One of the first questions raised when selecting a ground water data logger is Vented or Non – vented, also called gauge or absolute. To fully understand which will be best for your application, first we must explain the differences between the two technologies.
Non Vented Water Level Data logger
A non-vented data logger utilises an absolute pressure sensor that measures the pressure of everything above it, this commonly is the water as well as the barometric pressure being exerted by the atmosphere on the pressure sensor. Therefore to achieve accurate water level measurement, the water level data recorded by this type of instrument must be adjusted for barometric effects. The image below shows a typical setup
Vented Water Level Data Logger
A vented data logger operates with a vent tube from the surface, allowing for continuous barometric pressure to exert back pressure on the transducer, removing atmospheric influences from the measurements. When selecting this type of data logger you must ensure the integrity of the vented cable.
So which type should I use?
Below we have compiled a list of the key factors and application details to consider, before making your decision.
Number of monitoring locations
If you application is to monitor only one well, then typically vented logger could be more cost effective and more simple to use, as an additional barometric sensor would not be required. If a series of wells / locations are being monitored and all wells are located in the same 20 km area, then a non-vented solution would be your best option, as a non-vented sensor is typical more cost effective and you can deploy a barometric sensor centrally and use that data to compensate all your collected data.

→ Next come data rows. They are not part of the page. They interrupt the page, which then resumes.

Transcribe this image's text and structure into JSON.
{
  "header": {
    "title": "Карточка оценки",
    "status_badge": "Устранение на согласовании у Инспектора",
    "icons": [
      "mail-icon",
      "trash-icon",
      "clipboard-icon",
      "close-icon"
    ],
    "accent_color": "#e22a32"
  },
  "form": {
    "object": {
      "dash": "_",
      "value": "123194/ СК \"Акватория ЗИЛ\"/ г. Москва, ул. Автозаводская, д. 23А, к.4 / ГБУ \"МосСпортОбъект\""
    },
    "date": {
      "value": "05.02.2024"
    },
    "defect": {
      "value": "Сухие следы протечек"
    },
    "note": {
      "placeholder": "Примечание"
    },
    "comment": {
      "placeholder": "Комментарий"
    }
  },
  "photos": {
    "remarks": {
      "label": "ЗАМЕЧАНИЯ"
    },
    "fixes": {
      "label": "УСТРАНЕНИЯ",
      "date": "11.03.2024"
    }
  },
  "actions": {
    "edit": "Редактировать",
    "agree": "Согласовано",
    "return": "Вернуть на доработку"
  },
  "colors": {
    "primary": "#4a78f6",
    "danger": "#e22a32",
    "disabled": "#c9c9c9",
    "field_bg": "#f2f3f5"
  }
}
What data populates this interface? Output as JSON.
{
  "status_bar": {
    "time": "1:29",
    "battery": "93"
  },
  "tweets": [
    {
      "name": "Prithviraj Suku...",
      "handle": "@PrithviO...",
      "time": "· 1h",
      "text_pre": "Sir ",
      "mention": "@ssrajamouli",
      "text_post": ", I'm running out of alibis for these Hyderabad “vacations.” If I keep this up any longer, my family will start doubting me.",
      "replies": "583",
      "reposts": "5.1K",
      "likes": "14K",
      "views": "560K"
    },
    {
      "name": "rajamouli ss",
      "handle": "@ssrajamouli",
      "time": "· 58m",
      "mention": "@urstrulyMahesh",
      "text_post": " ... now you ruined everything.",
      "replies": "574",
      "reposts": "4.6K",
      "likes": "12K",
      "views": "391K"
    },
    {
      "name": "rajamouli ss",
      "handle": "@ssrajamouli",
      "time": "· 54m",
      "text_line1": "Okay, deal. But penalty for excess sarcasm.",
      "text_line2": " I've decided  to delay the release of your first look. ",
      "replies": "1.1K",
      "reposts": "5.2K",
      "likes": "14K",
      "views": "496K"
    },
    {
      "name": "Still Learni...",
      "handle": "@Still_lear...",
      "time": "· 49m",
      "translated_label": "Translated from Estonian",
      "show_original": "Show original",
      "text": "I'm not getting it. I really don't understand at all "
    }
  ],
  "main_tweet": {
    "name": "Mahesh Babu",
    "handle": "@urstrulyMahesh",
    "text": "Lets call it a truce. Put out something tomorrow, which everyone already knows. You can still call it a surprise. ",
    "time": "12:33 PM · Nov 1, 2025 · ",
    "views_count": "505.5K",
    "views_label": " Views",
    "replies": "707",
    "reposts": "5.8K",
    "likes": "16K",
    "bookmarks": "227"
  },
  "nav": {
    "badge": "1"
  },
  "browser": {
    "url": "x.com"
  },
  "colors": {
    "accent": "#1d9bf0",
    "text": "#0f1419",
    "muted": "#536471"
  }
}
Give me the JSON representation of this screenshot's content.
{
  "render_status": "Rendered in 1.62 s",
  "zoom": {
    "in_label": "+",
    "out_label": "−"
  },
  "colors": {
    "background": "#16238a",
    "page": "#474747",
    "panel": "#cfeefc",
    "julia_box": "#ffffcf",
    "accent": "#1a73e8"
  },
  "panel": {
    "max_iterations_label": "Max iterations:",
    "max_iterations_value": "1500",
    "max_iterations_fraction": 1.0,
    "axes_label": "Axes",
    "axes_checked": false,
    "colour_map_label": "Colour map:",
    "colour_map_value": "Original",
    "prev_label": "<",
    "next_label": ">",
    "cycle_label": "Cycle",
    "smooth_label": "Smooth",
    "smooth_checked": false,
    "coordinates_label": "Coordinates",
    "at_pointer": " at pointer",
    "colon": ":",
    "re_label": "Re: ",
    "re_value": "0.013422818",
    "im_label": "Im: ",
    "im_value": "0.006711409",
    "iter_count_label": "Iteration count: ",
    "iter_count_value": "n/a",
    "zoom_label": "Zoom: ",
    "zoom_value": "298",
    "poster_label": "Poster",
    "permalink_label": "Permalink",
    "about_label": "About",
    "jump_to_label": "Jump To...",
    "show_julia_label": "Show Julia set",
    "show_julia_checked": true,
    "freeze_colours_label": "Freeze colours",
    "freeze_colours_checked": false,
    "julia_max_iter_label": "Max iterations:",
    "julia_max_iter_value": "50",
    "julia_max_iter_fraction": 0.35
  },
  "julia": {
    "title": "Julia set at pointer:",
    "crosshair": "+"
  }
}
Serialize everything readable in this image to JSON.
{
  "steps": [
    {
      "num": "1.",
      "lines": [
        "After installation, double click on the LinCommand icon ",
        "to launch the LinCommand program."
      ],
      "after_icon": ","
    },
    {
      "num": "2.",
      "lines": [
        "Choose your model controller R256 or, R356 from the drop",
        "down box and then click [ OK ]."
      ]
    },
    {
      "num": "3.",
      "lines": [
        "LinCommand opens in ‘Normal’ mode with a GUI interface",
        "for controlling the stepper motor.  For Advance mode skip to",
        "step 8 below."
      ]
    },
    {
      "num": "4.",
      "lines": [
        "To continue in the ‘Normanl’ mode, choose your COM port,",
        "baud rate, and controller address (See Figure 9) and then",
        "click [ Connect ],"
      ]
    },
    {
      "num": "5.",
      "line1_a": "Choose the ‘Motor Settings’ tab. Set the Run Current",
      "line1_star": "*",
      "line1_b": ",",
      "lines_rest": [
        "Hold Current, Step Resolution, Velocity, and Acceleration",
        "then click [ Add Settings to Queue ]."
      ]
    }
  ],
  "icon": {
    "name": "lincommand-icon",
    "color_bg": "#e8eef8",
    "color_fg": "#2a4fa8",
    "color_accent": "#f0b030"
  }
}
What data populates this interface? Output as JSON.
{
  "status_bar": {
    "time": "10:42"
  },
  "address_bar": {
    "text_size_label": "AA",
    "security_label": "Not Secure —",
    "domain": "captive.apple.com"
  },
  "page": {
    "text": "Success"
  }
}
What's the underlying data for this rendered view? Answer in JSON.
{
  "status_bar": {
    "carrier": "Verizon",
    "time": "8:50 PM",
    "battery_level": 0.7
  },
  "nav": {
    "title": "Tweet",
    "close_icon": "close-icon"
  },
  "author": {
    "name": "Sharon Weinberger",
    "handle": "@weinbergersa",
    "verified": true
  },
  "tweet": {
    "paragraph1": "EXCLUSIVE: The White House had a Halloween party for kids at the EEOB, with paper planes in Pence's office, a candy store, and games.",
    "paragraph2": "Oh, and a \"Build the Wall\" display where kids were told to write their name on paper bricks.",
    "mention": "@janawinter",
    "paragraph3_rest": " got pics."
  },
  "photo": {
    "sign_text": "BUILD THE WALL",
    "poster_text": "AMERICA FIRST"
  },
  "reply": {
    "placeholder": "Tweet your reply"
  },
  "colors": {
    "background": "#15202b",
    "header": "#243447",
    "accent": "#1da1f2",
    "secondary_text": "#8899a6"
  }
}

Depth of Well
Vented water level loggers are a good selection for large / shallow. Typically this types of application responds immediately to barometric pressure changes. When monitoring deeper wells a better selection would be a non-vented logger as barometric influences are much less and you have a wide range compensation options.
What Data is being collected?
For pump tests or slug tests, both types of logger would work very well. Generally these tests are of short time period, so no significant barometric change should occur during the sampling periods so barometric compensation of the data is not essential, but can be used if required.
For long term monitoring where barometric changes would vary, you should choose the type of logger you need based on other relevant factors, including a solution for barometric pressure compensation.
Monitoring location conditions
Vented water level loggers incorporate a vent tube, which is open to the atmospheric pressure. This tube is typically sealed with a water impermeable barrier and includes desiccant. If this is not properly maintained a potential issue can be water intrusion. Water intrusion will not only effect water level readings been taken by the sensor, it will also cause the battery to drain quickly and cause problems with the electronics, making your data irrecoverable.
Our advice would be if you know your loggers will be used in a highly humid area or location prone to flooding, you should ALWAYS select a non-vented solution.
Type of Aquifer
Confined aquifers have an instant reaction to barometric pressure changes, while non-confined aquifers generally have a delayed reaction. If using a vented logger in a non-confined aquifer it is not able to recognize or adjust for the delayed response in your data.
The final consideration will be the monitoring site. If this is in a remote / inaccessible area, we would recommend you choose the non-vented loggers. A non-vented water level logger will require little maintenance and can be deployed for long periods of monitoring without human intervention. Vented loggers are more inconvenient to transport as the vented cables than their non-vented alternative.
We hope the above information proves helpful in aiding with your water level logger selection. If you do require any further information please feel free to contact us on firstname.lastname@example.org and we will be happy to help.